“One storm I remember, though not the name, was as we were leaving the storm about to finish and come home from a night flight, we entered a small cell at the turn point,” he said. “When we hit that thing, for about five seconds it seemed like the plane was out of control, and the whole front of the plane inside started to glow purple and you couldn’t hear the engines because of how loud the rain was. And then it was back to normal.”
On other storm missions he flew, he remembered assisting the Coast Guard as a communications relay to ships that were in hazard areas and also doing research missions in Guam in 2010.

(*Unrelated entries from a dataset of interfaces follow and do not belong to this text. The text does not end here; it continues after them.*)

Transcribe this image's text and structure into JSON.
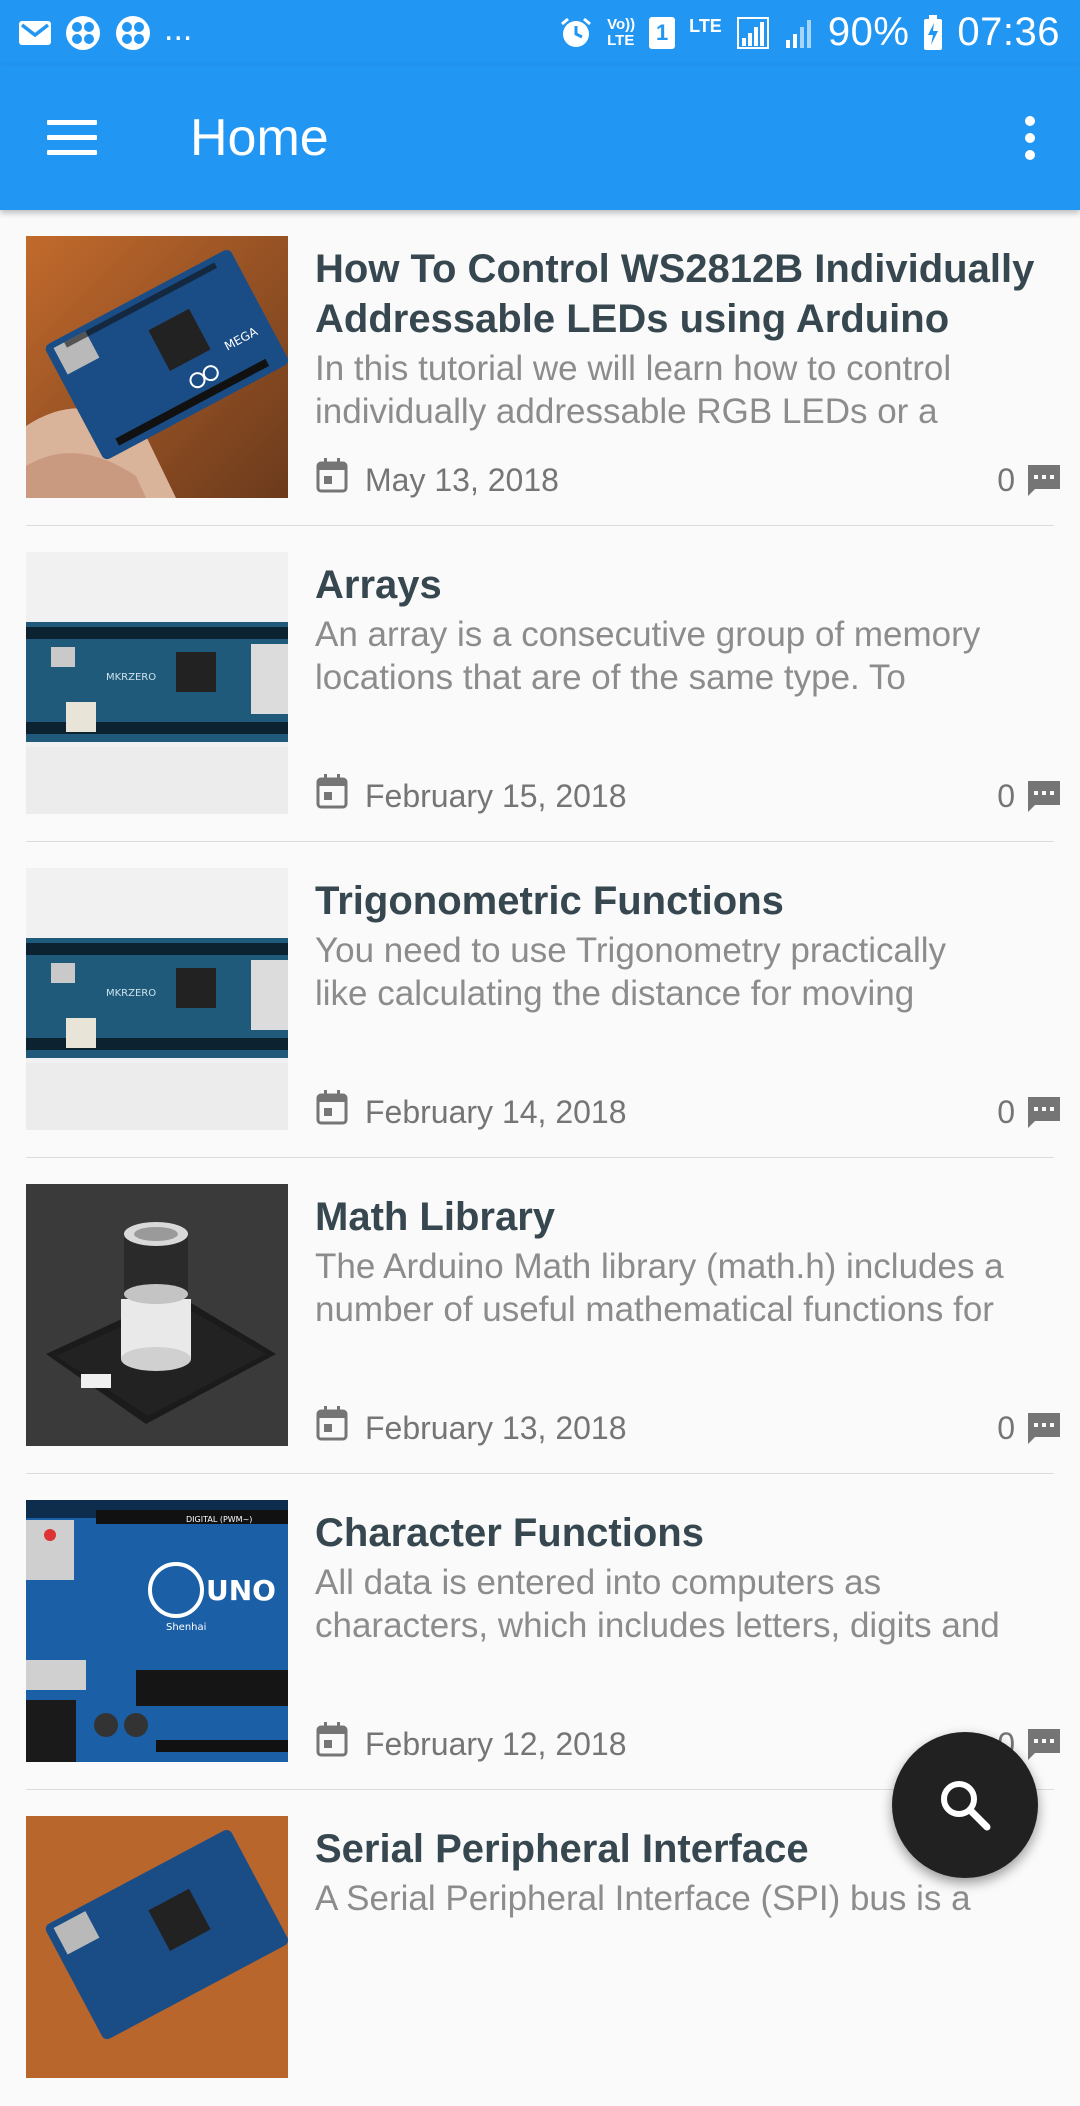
{
  "status_bar": {
    "overflow_indicator": "...",
    "signal_label_top": "Vo))",
    "signal_label_bottom": "LTE",
    "sim_slot": "1",
    "network_type": "LTE",
    "battery_percent": "90%",
    "time": "07:36"
  },
  "app_bar": {
    "title": "Home",
    "menu_icon": "menu-icon",
    "overflow_icon": "more-vert-icon"
  },
  "posts": [
    {
      "title": "How To Control WS2812B Individually Addressable LEDs using Arduino",
      "excerpt_lines": [
        "In this tutorial we will learn how to control",
        "individually addressable RGB LEDs or a"
      ],
      "date": "May 13, 2018",
      "comments": "0",
      "thumbnail": "arduino-mega-in-hand"
    },
    {
      "title": "Arrays",
      "excerpt_lines": [
        "An array is a consecutive group of memory",
        "locations that are of the same type. To"
      ],
      "date": "February 15, 2018",
      "comments": "0",
      "thumbnail": "arduino-mkrzero-board"
    },
    {
      "title": "Trigonometric Functions",
      "excerpt_lines": [
        "You need to use Trigonometry practically",
        "like calculating the distance for moving"
      ],
      "date": "February 14, 2018",
      "comments": "0",
      "thumbnail": "arduino-mkrzero-board"
    },
    {
      "title": "Math Library",
      "excerpt_lines": [
        "The Arduino Math library (math.h) includes a",
        "number of useful mathematical functions for"
      ],
      "date": "February 13, 2018",
      "comments": "0",
      "thumbnail": "gas-sensor-module"
    },
    {
      "title": "Character Functions",
      "excerpt_lines": [
        "All data is entered into computers as",
        "characters, which includes letters, digits and"
      ],
      "date": "February 12, 2018",
      "comments": "0",
      "thumbnail": "arduino-uno-board"
    },
    {
      "title": "Serial Peripheral Interface",
      "excerpt_lines": [
        "A Serial Peripheral Interface (SPI) bus is a"
      ],
      "date": "",
      "comments": "",
      "thumbnail": "arduino-mega-in-hand"
    }
  ],
  "thumbnail_labels": {
    "mega": "MEGA",
    "mkrzero": "MKRZERO",
    "uno": "UNO",
    "uno_maker": "Shenhai",
    "uno_digital": "DIGITAL (PWM~)"
  },
  "fab": {
    "icon": "search-icon"
  },
  "colors": {
    "primary": "#2196f3",
    "title_text": "#37474f",
    "excerpt_text": "#8c8c8c",
    "fab": "#212121"
  }
}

“And the other storm I remember was also the strongest storm I ever flew,” he said. “It was out of Guam, Typhoon Megi, we hit wind speeds at about 165 knots. I never topped winds that high.”
As a traditional reservist, Russell said that some years he didn’t get to fly many storm missions, because it was hit or miss on timing of his annual tour, but in 2017 he took time off of his civilian job and worked the peak of the season flying storms like Hurricanes Harvey, Irma, Katia, Maria, and others.
When Van Dootingh took command of the 403rd Wing in 2019, he asked Russell to take the position of 53rd WRS commander, because he described Russell as a consummate professional, by-the-book kind of guy, who took care of his Airmen, took care of the mission, and enforced the standards.
Pituch commented that Russell had a command presence even before he was the commander.
“I have some big shoes to fill following Dwayne (as a commander), and at 6’5” I’ve got big feet,” said PItuch. “Following behind him, I hope I don’t make him look bad, because he trusted me to do this and put his name next to mine.”
“Dwayne is what the Air Force mold needs to be, because he doesn’t fit the standard mold,” said Pituch. “To say his leadership, his ability to draw the line and enforce the standards fits the core values is cliché’, but it fits, and he leads from the heart.”
That ability to lead with professionalism and from the heart is why Russell wanted to retire in his squadron, with everyone crammed into the auditorium.
After his retirement order was published, speeches and thanks given, Russell closed out the ceremony with “Ok, one last time, does anyone have anything for me?” Waving his hands in the classic bring it to me gesture.
And from the front row, his wife, Carrie asked, “What’s the retirement return policy?” The room erupted in laughter.